Reynolds argues that there is no accident here since no one occurrence can be pinpointed as having caused the attack. Under the law in Alabama it is not essential that an external traumatic injury occur. Pow v. Southern Construction Company, 235 Ala. 580, 180 So. 288. We have stated in several recent cases that where the proximate cause of the plaintiff's injury was the strain or exertion of his work (as distinguished from exposure), a finding by the trial court that the plaintiff had been subjected to unusual strain or over-exertion was not necessary to support a conclusion that the injury was caused by an accident arising out of his employment and compensable under our workmen's compensation statute. Alabama Textile Products Corporation v. Grantham, 263 Ala. 179, 184, 82 So. 2d 204, 208, noted with approval in Southern Cotton Oil Company v. Wynn, 266 Ala. 327, 96 So. 2d 159.

In this last case we stated that:

"`There was no finding by the trial court that the injury was caused by a blow, slip, fall or that it resulted from any unusual strain or exertion. But such findings are not necessary to support the conclusion that an injury of the kind which this plaintiff sustained was caused "by an accident" within the meaning of our workmen's compensation law * * *.'"

See also Davis Lumber Co. v. Self, 263 Ala. 276, 82 So. 2d 291.

This Court has recognized in several cases that heart attacks may be caused by accidents within the meaning of our statute when the employee is shown to have been engaged in strenuous activity connected with his employment prior to or at the time of the fatal attack.

We have carefully studied the record in this case. We find ample evidence to support the findings made by the trial court. It is undisputed that just prior to the time the decedent first complained of pain in his arms he had been engaged in extremely strenuous work and subjected to extreme temperatures. Medical experts testified that a coronary thrombosis (from which decedent died) could be caused from such exertion. These circumstances, along with the presumption in favor of the court's finding, clearly indicate that the judgment appealed from should be affirmed.

We think the language used in Gulf States Creosoting Company v. Walker, 224 Ala. 104, 139 So. 261, is equally appropriate here:

"If deceased, while engaged in work or heavy lifting, and great strain, with no evidence of chronic cough or other cause of hernia, suddenly develops it in a very acute and painful state, which continues unabated, and he dies the following day, it is not, in our opinion, mere surmise or conjecture to find that his condition was produced by the nature of his work, but that it was so produced is rather a fair, if not conclusive, inference from those circumstances * * *."

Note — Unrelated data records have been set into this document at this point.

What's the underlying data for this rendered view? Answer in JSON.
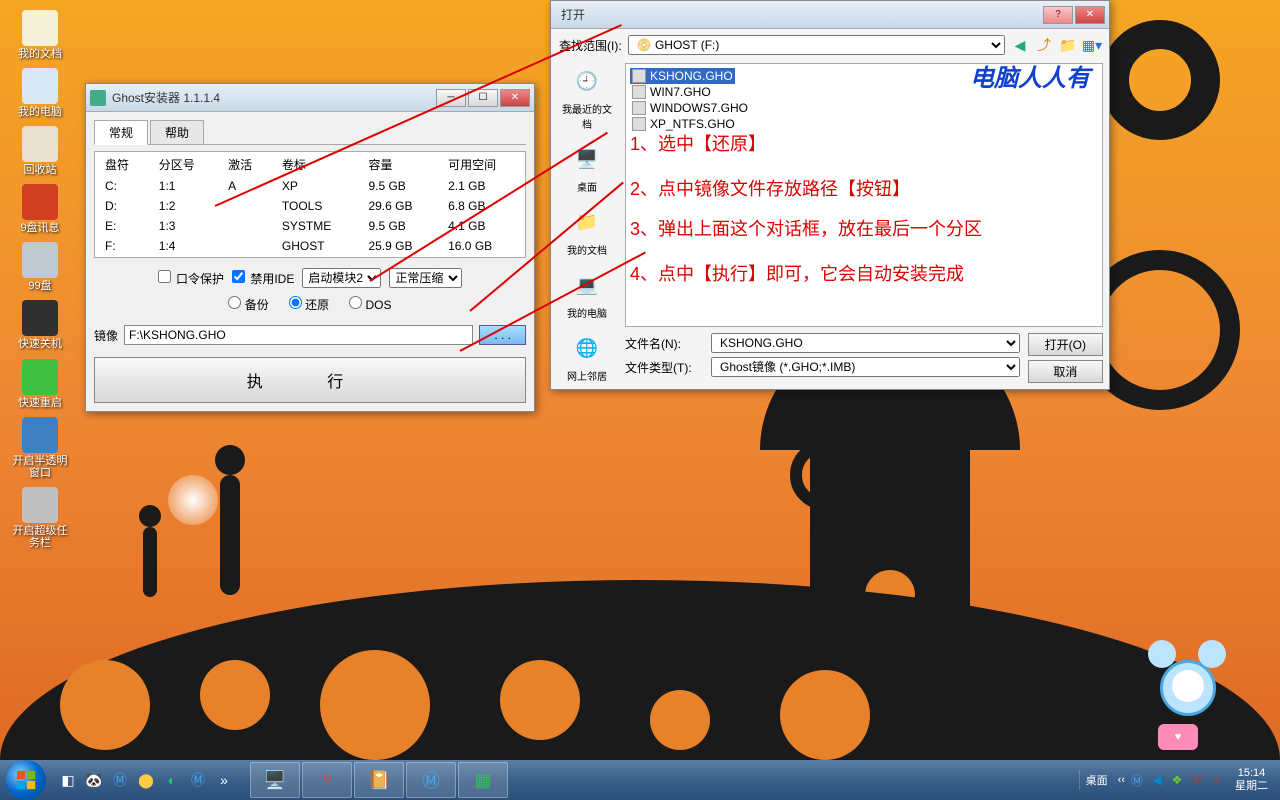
{
  "desktop": {
    "icons": [
      {
        "label": "我的文档",
        "color": "#f5f0d8"
      },
      {
        "label": "我的电脑",
        "color": "#d8e8f5"
      },
      {
        "label": "回收站",
        "color": "#e8e0d0"
      },
      {
        "label": "9盘讯息",
        "color": "#d04020"
      },
      {
        "label": "99盘",
        "color": "#c0c8d0"
      },
      {
        "label": "快速关机",
        "color": "#303030"
      },
      {
        "label": "快速重启",
        "color": "#40c040"
      },
      {
        "label": "开启半透明窗口",
        "color": "#4080c0"
      },
      {
        "label": "开启超级任务栏",
        "color": "#c0c0c0"
      }
    ]
  },
  "ghost_window": {
    "title": "Ghost安装器 1.1.1.4",
    "tabs": [
      "常规",
      "帮助"
    ],
    "columns": [
      "盘符",
      "分区号",
      "激活",
      "卷标",
      "容量",
      "可用空间"
    ],
    "rows": [
      {
        "drive": "C:",
        "part": "1:1",
        "active": "A",
        "label": "XP",
        "cap": "9.5 GB",
        "free": "2.1 GB"
      },
      {
        "drive": "D:",
        "part": "1:2",
        "active": "",
        "label": "TOOLS",
        "cap": "29.6 GB",
        "free": "6.8 GB"
      },
      {
        "drive": "E:",
        "part": "1:3",
        "active": "",
        "label": "SYSTME",
        "cap": "9.5 GB",
        "free": "4.1 GB"
      },
      {
        "drive": "F:",
        "part": "1:4",
        "active": "",
        "label": "GHOST",
        "cap": "25.9 GB",
        "free": "16.0 GB"
      }
    ],
    "check_password": "口令保护",
    "check_disable_ide": "禁用IDE",
    "select_boot": "启动模块2",
    "select_compress": "正常压缩",
    "radio_backup": "备份",
    "radio_restore": "还原",
    "radio_dos": "DOS",
    "image_label": "镜像",
    "image_path": "F:\\KSHONG.GHO",
    "browse": ". . .",
    "execute": "执    行"
  },
  "open_dialog": {
    "title": "打开",
    "lookin_label": "查找范围(I):",
    "lookin_value": "GHOST (F:)",
    "places": [
      "我最近的文档",
      "桌面",
      "我的文档",
      "我的电脑",
      "网上邻居"
    ],
    "files": [
      "KSHONG.GHO",
      "WIN7.GHO",
      "WINDOWS7.GHO",
      "XP_NTFS.GHO"
    ],
    "filename_label": "文件名(N):",
    "filename_value": "KSHONG.GHO",
    "filetype_label": "文件类型(T):",
    "filetype_value": "Ghost镜像 (*.GHO;*.IMB)",
    "open_btn": "打开(O)",
    "cancel_btn": "取消"
  },
  "watermark": "电脑人人有",
  "annotations": {
    "a1": "1、选中【还原】",
    "a2": "2、点中镜像文件存放路径【按钮】",
    "a3": "3、弹出上面这个对话框，放在最后一个分区",
    "a4": "4、点中【执行】即可，它会自动安装完成"
  },
  "taskbar": {
    "desktop_label": "桌面",
    "time": "15:14",
    "day": "星期二"
  }
}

This language is equally appropriate regardless of the type of condition causing death. In the above case the decedent had a hernia.

We recognize that the workmen's compensation statute as enacted in this state *91 does not write a life insurance policy covering every employee covered under it, but we think in cases where it is established that the job killed the worker, the legislature intended that his widow and minor children would be compensated.


LIVINGSTON, C. J., and MERRILL and HARWOOD, JJ., concur.